[Exercise requirements] Show every line below where "Focus" can be found.

[Recorded data]
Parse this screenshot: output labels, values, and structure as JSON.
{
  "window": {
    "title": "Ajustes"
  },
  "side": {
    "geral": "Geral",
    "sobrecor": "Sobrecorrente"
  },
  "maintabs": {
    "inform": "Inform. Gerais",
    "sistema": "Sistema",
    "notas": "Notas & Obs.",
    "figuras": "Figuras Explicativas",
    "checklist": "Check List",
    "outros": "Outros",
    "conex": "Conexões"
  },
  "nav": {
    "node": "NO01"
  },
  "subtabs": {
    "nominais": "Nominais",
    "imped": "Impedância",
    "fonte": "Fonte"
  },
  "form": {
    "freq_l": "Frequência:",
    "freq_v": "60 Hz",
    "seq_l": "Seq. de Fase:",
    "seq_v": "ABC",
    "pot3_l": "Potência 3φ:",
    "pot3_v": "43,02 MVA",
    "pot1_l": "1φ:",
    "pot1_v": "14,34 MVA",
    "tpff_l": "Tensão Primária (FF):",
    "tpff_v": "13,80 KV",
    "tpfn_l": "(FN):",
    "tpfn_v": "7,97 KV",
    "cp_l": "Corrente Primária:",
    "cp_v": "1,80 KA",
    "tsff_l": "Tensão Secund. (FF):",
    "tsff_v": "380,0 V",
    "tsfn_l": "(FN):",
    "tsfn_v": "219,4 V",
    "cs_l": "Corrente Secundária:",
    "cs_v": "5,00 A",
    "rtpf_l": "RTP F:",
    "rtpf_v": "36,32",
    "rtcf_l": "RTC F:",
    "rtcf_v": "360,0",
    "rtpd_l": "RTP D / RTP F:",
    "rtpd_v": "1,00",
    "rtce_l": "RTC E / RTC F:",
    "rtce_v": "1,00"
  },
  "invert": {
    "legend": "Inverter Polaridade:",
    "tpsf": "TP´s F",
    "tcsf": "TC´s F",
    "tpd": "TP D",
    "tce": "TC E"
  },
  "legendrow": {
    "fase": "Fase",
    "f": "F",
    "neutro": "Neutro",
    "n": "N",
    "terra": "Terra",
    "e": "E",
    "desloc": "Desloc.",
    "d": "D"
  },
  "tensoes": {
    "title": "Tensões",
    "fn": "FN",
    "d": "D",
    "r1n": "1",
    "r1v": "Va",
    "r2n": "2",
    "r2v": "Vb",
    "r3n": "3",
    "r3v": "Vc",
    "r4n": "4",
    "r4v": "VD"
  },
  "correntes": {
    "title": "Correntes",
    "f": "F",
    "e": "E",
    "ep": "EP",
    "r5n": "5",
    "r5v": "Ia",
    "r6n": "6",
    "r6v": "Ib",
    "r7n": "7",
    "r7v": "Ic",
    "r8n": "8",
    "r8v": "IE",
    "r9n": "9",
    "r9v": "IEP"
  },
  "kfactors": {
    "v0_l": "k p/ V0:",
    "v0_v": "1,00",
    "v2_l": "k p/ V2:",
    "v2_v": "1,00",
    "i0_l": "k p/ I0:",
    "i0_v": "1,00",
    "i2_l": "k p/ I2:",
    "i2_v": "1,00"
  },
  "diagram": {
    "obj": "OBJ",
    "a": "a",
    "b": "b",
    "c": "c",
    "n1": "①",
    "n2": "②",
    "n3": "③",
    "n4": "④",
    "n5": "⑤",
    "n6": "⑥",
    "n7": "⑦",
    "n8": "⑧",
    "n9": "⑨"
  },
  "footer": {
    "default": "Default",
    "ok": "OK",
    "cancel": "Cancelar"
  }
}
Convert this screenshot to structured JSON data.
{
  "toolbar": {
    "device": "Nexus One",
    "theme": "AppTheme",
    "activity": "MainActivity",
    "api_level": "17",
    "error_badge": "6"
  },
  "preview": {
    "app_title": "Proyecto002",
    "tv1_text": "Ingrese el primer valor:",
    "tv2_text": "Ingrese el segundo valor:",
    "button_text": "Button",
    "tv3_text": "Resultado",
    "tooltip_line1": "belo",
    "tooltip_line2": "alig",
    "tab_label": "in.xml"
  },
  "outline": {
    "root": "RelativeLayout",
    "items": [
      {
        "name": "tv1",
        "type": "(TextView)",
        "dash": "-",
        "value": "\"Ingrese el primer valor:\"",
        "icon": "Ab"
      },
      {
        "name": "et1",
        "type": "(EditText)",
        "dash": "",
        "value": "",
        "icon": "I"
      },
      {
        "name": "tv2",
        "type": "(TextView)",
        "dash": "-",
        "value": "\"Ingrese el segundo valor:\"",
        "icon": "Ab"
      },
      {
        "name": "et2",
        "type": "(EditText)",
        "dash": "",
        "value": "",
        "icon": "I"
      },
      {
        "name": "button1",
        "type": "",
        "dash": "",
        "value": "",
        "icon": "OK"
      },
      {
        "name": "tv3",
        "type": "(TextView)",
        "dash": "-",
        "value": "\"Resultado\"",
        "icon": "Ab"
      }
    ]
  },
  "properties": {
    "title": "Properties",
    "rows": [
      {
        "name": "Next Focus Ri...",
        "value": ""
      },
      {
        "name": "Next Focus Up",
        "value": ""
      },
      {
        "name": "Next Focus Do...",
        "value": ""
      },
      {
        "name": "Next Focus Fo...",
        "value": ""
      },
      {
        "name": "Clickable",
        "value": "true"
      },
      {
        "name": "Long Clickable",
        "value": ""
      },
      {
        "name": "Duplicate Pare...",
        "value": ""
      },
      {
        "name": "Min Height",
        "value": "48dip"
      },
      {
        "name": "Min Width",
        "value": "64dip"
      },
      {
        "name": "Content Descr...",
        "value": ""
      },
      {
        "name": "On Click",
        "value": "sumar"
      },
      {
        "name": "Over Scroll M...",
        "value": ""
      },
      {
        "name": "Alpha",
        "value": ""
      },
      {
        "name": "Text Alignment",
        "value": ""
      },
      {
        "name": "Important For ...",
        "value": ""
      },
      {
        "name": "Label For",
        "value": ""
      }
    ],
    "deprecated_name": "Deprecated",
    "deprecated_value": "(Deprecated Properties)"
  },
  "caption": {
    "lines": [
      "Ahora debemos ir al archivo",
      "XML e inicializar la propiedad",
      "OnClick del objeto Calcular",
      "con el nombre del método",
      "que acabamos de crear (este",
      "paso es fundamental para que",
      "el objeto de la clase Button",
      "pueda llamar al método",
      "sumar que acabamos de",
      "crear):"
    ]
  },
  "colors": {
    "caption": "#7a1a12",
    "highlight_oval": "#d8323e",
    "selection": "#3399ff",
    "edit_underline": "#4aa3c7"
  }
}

[Your response]
        "name": "Next Focus Ri...",
        "name": "Next Focus Up",
        "name": "Next Focus Do...",
        "name": "Next Focus Fo...",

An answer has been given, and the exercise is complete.